### WORK TASK
Nothing is to be left out: repeat every entry exactly as given.

### DATASET
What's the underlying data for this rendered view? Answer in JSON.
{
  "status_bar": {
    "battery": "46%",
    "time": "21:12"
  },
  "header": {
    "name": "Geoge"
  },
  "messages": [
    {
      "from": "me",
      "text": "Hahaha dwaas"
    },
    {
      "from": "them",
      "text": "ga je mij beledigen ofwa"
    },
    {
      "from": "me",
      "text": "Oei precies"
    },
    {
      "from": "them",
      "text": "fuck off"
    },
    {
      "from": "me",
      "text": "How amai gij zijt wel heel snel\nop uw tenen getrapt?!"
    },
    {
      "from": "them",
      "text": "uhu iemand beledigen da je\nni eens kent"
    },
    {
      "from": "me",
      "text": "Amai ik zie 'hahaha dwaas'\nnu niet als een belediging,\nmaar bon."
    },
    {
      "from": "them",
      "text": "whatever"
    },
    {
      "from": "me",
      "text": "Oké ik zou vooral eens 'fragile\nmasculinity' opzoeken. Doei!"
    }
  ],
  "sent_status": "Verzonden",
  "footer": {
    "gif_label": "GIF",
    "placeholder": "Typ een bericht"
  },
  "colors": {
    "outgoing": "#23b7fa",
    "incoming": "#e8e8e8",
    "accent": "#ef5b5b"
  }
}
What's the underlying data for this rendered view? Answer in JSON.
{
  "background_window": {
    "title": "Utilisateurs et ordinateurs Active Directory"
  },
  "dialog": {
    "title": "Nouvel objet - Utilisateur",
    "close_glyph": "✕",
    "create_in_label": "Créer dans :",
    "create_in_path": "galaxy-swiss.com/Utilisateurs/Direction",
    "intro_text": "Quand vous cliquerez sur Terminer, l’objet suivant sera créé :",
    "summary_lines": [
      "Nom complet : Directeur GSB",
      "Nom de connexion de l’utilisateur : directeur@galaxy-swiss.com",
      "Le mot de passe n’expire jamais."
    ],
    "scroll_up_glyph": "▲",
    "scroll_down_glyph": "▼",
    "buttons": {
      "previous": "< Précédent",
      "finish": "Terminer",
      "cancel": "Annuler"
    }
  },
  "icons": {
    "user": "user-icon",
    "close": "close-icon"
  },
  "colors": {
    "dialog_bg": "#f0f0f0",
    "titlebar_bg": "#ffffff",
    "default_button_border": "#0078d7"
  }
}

### EXERCISE OUTPUT
What's the underlying data for this rendered view? Answer in JSON.
{
  "status_bar": {
    "battery": "46%",
    "time": "21:12"
  },
  "header": {
    "name": "Geoge"
  },
  "messages": [
    {
      "from": "me",
      "text": "Hahaha dwaas"
    },
    {
      "from": "them",
      "text": "ga je mij beledigen ofwa"
    },
    {
      "from": "me",
      "text": "Oei precies"
    },
    {
      "from": "them",
      "text": "fuck off"
    },
    {
      "from": "me",
      "text": "How amai gij zijt wel heel snel\nop uw tenen getrapt?!"
    },
    {
      "from": "them",
      "text": "uhu iemand beledigen da je\nni eens kent"
    },
    {
      "from": "me",
      "text": "Amai ik zie 'hahaha dwaas'\nnu niet als een belediging,\nmaar bon."
    },
    {
      "from": "them",
      "text": "whatever"
    },
    {
      "from": "me",
      "text": "Oké ik zou vooral eens 'fragile\nmasculinity' opzoeken. Doei!"
    }
  ],
  "sent_status": "Verzonden",
  "footer": {
    "gif_label": "GIF",
    "placeholder": "Typ een bericht"
  },
  "colors": {
    "outgoing": "#23b7fa",
    "incoming": "#e8e8e8",
    "accent": "#ef5b5b"
  }
}
What's the underlying data for this rendered view? Answer in JSON.
{
  "background_window": {
    "title": "Utilisateurs et ordinateurs Active Directory"
  },
  "dialog": {
    "title": "Nouvel objet - Utilisateur",
    "close_glyph": "✕",
    "create_in_label": "Créer dans :",
    "create_in_path": "galaxy-swiss.com/Utilisateurs/Direction",
    "intro_text": "Quand vous cliquerez sur Terminer, l’objet suivant sera créé :",
    "summary_lines": [
      "Nom complet : Directeur GSB",
      "Nom de connexion de l’utilisateur : directeur@galaxy-swiss.com",
      "Le mot de passe n’expire jamais."
    ],
    "scroll_up_glyph": "▲",
    "scroll_down_glyph": "▼",
    "buttons": {
      "previous": "< Précédent",
      "finish": "Terminer",
      "cancel": "Annuler"
    }
  },
  "icons": {
    "user": "user-icon",
    "close": "close-icon"
  },
  "colors": {
    "dialog_bg": "#f0f0f0",
    "titlebar_bg": "#ffffff",
    "default_button_border": "#0078d7"
  }
}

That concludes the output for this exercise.